Grief is a natural reaction to loss, and in the practice of medicine we're routinely faced with loss. Most of us who have gone through clerkship during medical training can remember the first time we encountered death in a direct way as part of a healthcare team. For Colin, it was the death of a child to cancer; for Sara, it was the death of the mother of a newborn child. Not expected deaths, but even the so-called expected deaths are jarring when you're a brand new part of a medical team delivering care. We both remember the feelings of fear and sadness that had no where to go except deep inside as there were more patients to see, work to do and expectations to fulfill.
So where does this grief go? In a very recent BMJ article, Should Doctors Cry at Work?, the author says: "Probably still more doctors have done so but been unwilling to admit it for fear that it could be considered unprofessional - a sign of weakness, lack of control, or incompetence." Fortunately, much of the responses to this article pointed to physicians saying they have, and do, cry at work as a normal reaction to human suffering and loss. Perhaps the question should be do physicians have a safe space at work to process their emotions?
Many of you may remember a photo that went 'viral' a couple of years ago of an ER physician crouched down outside, grieving the death of a young patient. This image is so relatable and the public nature of it speaks to the lack of support around grief many healthcare professionals feel.
Being able to grieve can lead to so much of what we desire and need to heal on the other side of it. Gratitude, joy, clarity, compassion, and much more. Estelle Thomson speaks about her grief after losing her child on the Sickboy podcast and brings this process to life in a short CBC documentary Tommy Tinker Forever: A Mother's Journey of Grief and Love. It would impossible to not see the healing power of grief after watching it.
Ultimately, unprocessed grief is not benign. Loss is inevitable. Emotions are necessary. Loss is part of the job of being a physician and part of the deal of being a human.
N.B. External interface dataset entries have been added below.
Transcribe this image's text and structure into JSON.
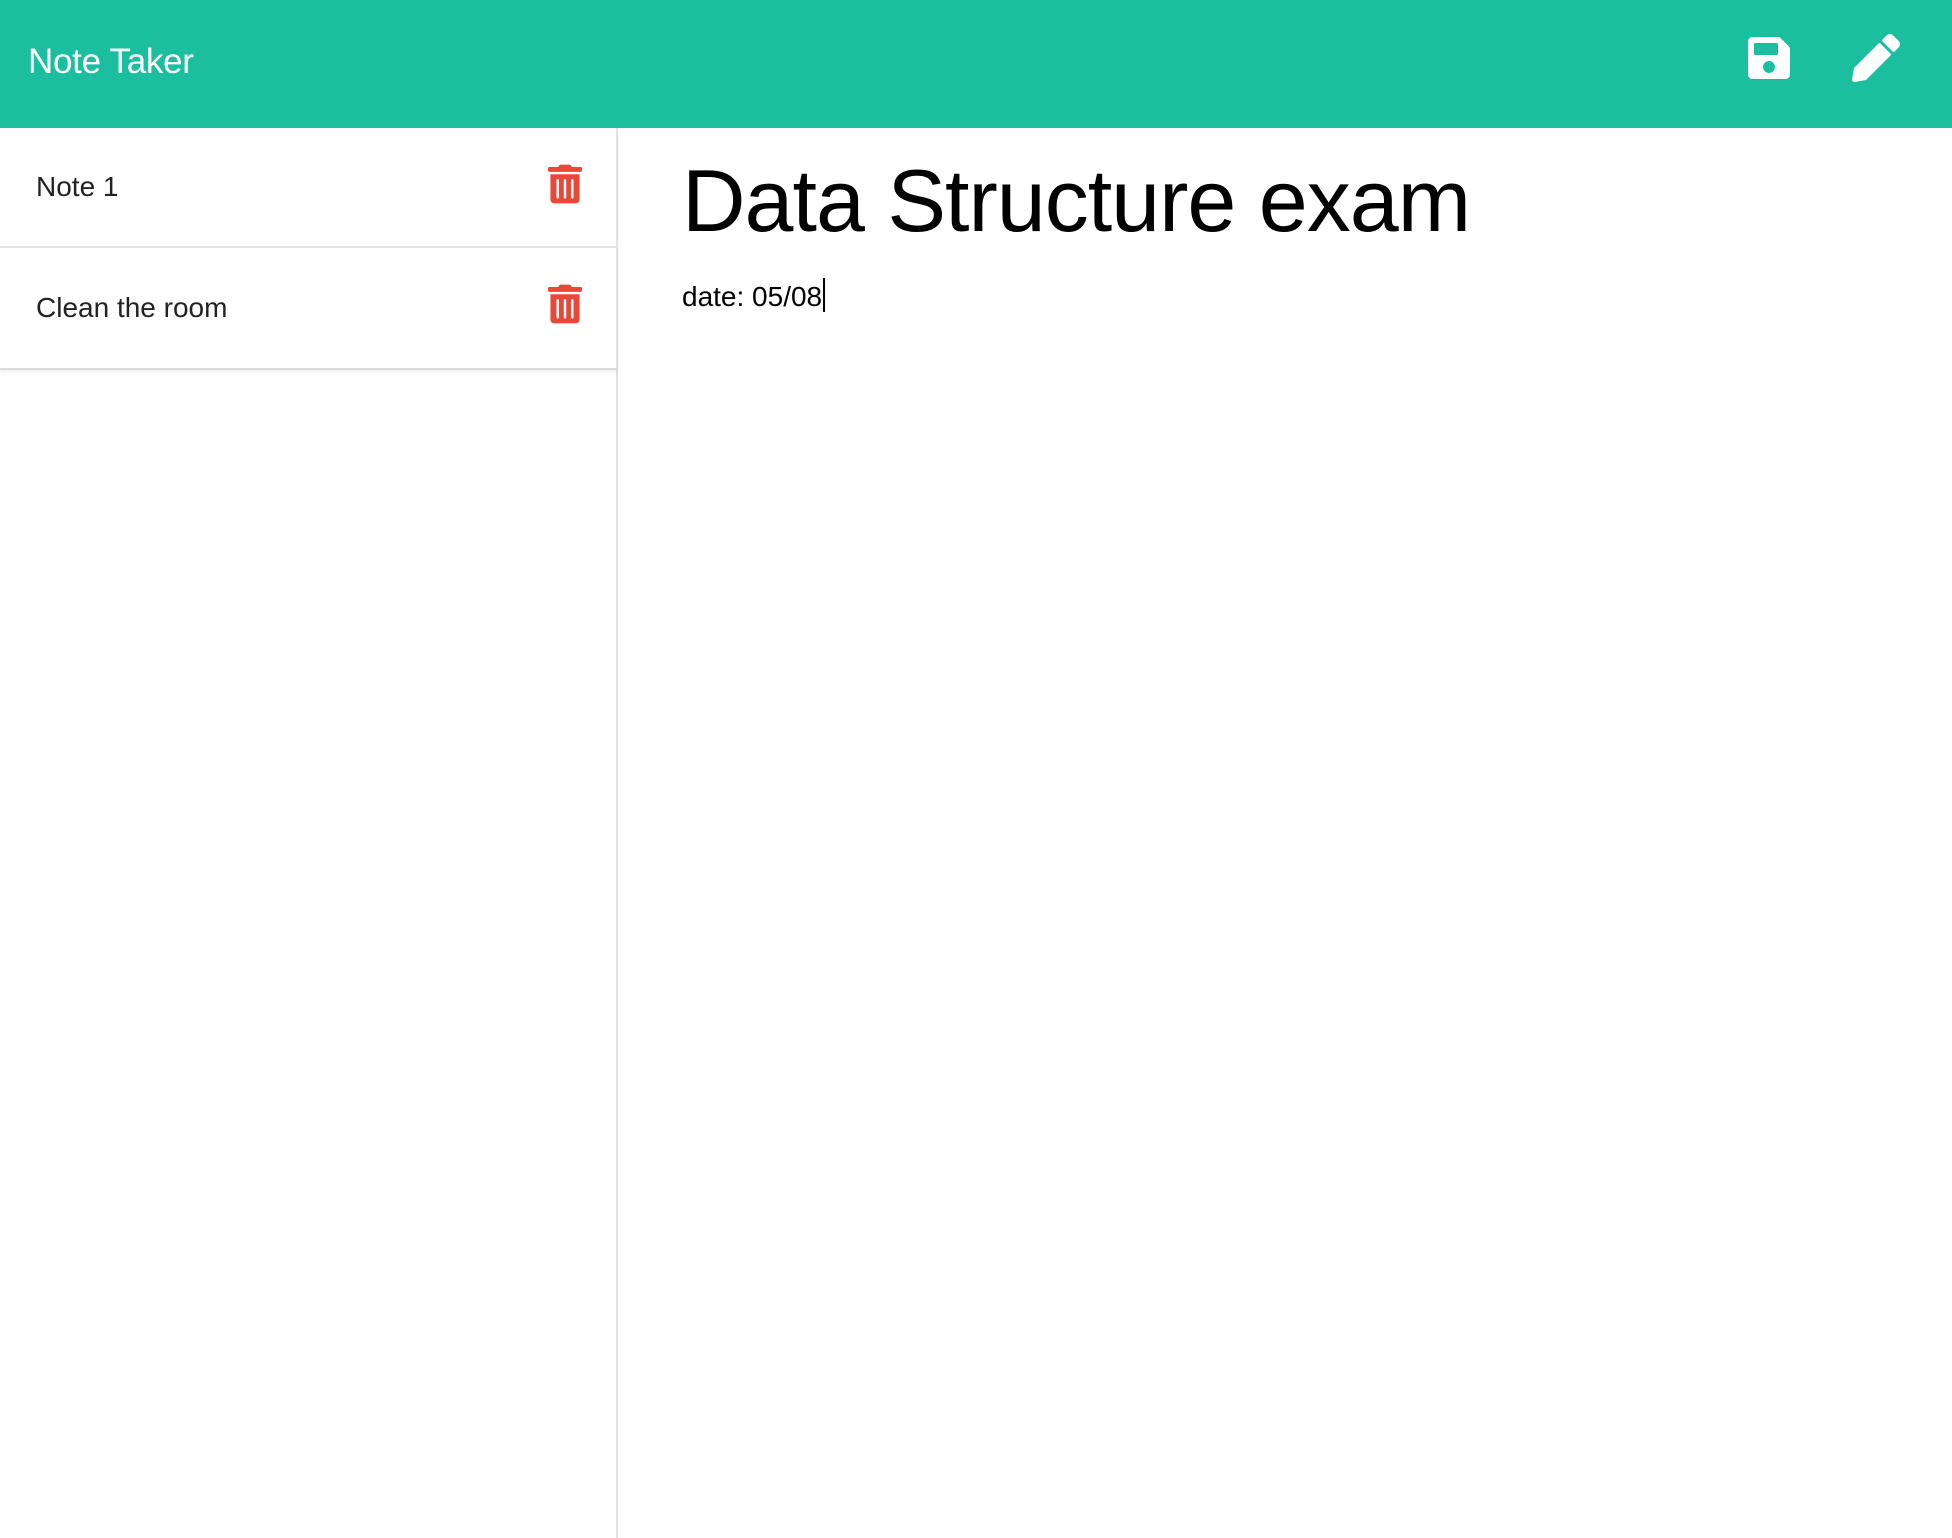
{
  "app": {
    "title": "Note Taker",
    "accent_color": "#1bbe9e",
    "delete_color": "#e8483a"
  },
  "toolbar": {
    "save_icon": "save-icon",
    "new_note_icon": "pencil-icon"
  },
  "notes": [
    {
      "title": "Note 1"
    },
    {
      "title": "Clean the room"
    }
  ],
  "editor": {
    "title": "Data Structure exam",
    "text": "date: 05/08"
  }
}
We all need the space to grieve.
"Don’t run away from grief, o soul,
Look for the remedy inside the pain,
because the rose came from the thorn
and the ruby came from a stone." ~ Rumi